People who lack a strong network of friends and family are at greater risk of developing—and dying from—heart disease, research shows. According to some studies, the risk of solitude is comparable to that posed by high cholesterol, high blood pressure, and even smoking.
Experts haven’t pinpointed exactly how social networks protect against heart disease, but there are a number of probable explanations. People who are socially isolated are more likely to drink, smoke, and get less exercise. And once someone has heart disease, friends and family often provide key support, such as picking up prescriptions, encouraging exercise, cooking healthy meals, and helping with household chores.
While that everyday help is important, it’s not the whole story. In recent years, researchers have begun to unravel the cardiovascular effects of social isolation, and they’ve discovered that feeling alone may hurt the heart even more than actually being alone.
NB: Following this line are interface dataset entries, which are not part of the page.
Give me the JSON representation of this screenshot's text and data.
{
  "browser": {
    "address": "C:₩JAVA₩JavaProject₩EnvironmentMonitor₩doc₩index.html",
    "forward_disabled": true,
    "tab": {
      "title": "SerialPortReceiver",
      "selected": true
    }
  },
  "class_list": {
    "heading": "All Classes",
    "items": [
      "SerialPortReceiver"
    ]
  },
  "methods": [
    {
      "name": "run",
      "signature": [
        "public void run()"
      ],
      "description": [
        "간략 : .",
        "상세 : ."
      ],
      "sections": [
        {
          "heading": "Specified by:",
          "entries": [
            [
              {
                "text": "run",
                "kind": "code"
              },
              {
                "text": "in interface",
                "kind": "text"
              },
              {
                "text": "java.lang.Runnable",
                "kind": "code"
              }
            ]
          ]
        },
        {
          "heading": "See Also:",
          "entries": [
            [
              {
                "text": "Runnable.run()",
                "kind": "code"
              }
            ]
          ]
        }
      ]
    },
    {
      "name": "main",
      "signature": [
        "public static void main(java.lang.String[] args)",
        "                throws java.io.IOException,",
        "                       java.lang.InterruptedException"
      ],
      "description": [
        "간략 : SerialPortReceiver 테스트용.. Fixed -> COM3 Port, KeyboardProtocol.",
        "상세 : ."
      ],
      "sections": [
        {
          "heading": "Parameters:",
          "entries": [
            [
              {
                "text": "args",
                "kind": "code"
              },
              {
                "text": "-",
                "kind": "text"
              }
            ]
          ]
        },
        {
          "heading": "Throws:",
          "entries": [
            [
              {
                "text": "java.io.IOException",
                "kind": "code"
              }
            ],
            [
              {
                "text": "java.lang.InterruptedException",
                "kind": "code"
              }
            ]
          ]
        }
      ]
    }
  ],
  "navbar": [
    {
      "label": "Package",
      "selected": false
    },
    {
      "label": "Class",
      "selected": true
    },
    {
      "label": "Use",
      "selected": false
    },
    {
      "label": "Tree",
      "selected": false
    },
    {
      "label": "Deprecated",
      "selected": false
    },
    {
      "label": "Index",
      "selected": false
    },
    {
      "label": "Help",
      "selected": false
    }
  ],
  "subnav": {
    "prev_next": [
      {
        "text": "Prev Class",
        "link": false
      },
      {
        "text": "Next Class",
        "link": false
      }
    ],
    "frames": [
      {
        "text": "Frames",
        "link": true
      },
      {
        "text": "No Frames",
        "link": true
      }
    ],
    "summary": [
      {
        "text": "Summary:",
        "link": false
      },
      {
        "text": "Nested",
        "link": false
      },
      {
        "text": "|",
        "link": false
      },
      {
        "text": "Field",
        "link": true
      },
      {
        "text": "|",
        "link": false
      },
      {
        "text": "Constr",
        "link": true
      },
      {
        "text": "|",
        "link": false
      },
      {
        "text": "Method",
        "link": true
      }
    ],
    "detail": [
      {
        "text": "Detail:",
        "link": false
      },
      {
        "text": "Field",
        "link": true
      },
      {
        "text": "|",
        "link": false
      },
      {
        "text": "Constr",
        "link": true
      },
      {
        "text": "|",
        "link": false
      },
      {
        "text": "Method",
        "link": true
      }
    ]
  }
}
“We started looking at social isolation about 20 years ago, and we found fairly quickly that objective social isolation in everyday life isn’t as important as perceived social isolation,” says John Cacioppo, PhD, a professor of psychology at the University of Chicago. “And there’s a term for perceived social isolation: It’s loneliness.”
What we call loneliness—the feeling that you have no one to turn to, that no one understands you—is a form of stress. And if it becomes chronic, it can wreak havoc on your blood vessels and heart.
What is loneliness?
Though the concepts are sometimes used interchangeably, loneliness is distinct from social isolation (also known as low social support). There’s some overlap between the two, but not as much as one might think.
Social support is typically measured using a handful of characteristics such as marital status, number of friends, and participation in group activities (such as churchgoing). Low scores on these measures don’t necessarily correspond to loneliness, however. Some people need more “me” time than others, after all, and some people are content with just one or two close friends.
To factor in these individual preferences, researchers define loneliness as the gap between a person’s desired and actual social relationships—a subjective measure that’s most easily gauged with questionnaires. To put it another way, social isolation mainly describes the extent of a person’s social network, while loneliness emphasizes quality, rather than quantity, and describes the satisfaction and comfort a person derives from their interpersonal relationships. It’s the difference between the amount of food on your plate and how good it tastes.
Cure your loneliness
If you’re at risk for heart disease, and especially if you’ve suffered a heart attack, limiting social isolation and loneliness are both critical.
If you’re feeling socially isolated or lonely, it’s important to tell a medical professional about it (in addition to friends and family who may be able to provide support). Groups such as Mended Hearts, a nonprofit organization that leads support groups and educational programs for people recovering from heart attacks and heart surgery, can help on both counts, by providing practical help as well as a sense of connection. Dale Briggs finally started to feel less isolated when he attended a Mended Hearts meeting and talked to other heart patients. (He has since become a vice-president of the organization.)
There are other steps one can take. Research suggests that adopting a pet may help alleviate stress. A 2001 study in the journal Hypertension examined nearly 50 stockbrokers (i.e., people with high-stress jobs) who were taking a medication for high blood pressure. Half of the stockbrokers were asked to acquire pets, and six months later, researchers tested the blood pressure of the two groups while the stockbrokers performed a stressful task. They found that while the medication helped lower resting blood pressure, only pet ownership mitigated the spike in blood pressure that occurs during mental stress.
People who experience interpersonal relationships as threatening may find the nonjudgmental nature of pets especially beneficial. “The nonjudgmental aspect of pets really provides support, more so than the support that would be provided by a person,” says Erika Friedmann, PhD, a professor at the University of Maryland School of Nursing who has studied the health benefits of pet ownership.
In most cases, however, lonely heart patients may want to consider talk therapy. Cognitive-behavioral therapy can help people understand their emotional and cognitive responses to social relationships, strengthen their social networks, and identify opportunities to make their relationships more meaningful, according to Gollan, who has been working with Cacioppo to translate his research into a clinical context.
“It helps somebody modify their social environment, when they feel that they don’t have the resources or access, or are out of ideas about how to do it,” says Gollan.
Courtesy of Health.com